(Website and app data records)
# # # # #
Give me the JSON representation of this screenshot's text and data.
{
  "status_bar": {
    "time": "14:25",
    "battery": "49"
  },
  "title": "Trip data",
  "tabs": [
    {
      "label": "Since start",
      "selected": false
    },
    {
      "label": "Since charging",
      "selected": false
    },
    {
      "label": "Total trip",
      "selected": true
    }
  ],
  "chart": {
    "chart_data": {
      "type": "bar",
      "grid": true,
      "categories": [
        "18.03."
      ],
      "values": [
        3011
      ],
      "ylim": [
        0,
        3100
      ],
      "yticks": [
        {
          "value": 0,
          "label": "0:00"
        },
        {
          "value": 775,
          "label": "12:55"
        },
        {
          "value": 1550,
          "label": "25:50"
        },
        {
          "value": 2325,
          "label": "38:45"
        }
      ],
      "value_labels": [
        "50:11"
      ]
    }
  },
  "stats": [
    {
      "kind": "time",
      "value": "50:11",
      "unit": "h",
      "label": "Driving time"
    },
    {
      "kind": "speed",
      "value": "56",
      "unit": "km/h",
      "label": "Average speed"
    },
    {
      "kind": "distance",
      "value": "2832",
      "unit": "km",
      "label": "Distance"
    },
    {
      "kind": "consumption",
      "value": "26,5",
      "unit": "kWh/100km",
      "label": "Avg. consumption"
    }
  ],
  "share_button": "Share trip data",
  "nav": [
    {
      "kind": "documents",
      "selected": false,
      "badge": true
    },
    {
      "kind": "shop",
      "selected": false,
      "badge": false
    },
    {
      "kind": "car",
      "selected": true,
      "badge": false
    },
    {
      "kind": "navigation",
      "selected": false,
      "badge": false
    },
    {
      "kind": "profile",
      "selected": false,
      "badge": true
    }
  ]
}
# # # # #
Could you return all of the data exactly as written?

Solution ::
Give me the JSON representation of this screenshot's text and data.
{
  "status_bar": {
    "time": "14:25",
    "battery": "49"
  },
  "title": "Trip data",
  "tabs": [
    {
      "label": "Since start",
      "selected": false
    },
    {
      "label": "Since charging",
      "selected": false
    },
    {
      "label": "Total trip",
      "selected": true
    }
  ],
  "chart": {
    "chart_data": {
      "type": "bar",
      "grid": true,
      "categories": [
        "18.03."
      ],
      "values": [
        3011
      ],
      "ylim": [
        0,
        3100
      ],
      "yticks": [
        {
          "value": 0,
          "label": "0:00"
        },
        {
          "value": 775,
          "label": "12:55"
        },
        {
          "value": 1550,
          "label": "25:50"
        },
        {
          "value": 2325,
          "label": "38:45"
        }
      ],
      "value_labels": [
        "50:11"
      ]
    }
  },
  "stats": [
    {
      "kind": "time",
      "value": "50:11",
      "unit": "h",
      "label": "Driving time"
    },
    {
      "kind": "speed",
      "value": "56",
      "unit": "km/h",
      "label": "Average speed"
    },
    {
      "kind": "distance",
      "value": "2832",
      "unit": "km",
      "label": "Distance"
    },
    {
      "kind": "consumption",
      "value": "26,5",
      "unit": "kWh/100km",
      "label": "Avg. consumption"
    }
  ],
  "share_button": "Share trip data",
  "nav": [
    {
      "kind": "documents",
      "selected": false,
      "badge": true
    },
    {
      "kind": "shop",
      "selected": false,
      "badge": false
    },
    {
      "kind": "car",
      "selected": true,
      "badge": false
    },
    {
      "kind": "navigation",
      "selected": false,
      "badge": false
    },
    {
      "kind": "profile",
      "selected": false,
      "badge": true
    }
  ]
}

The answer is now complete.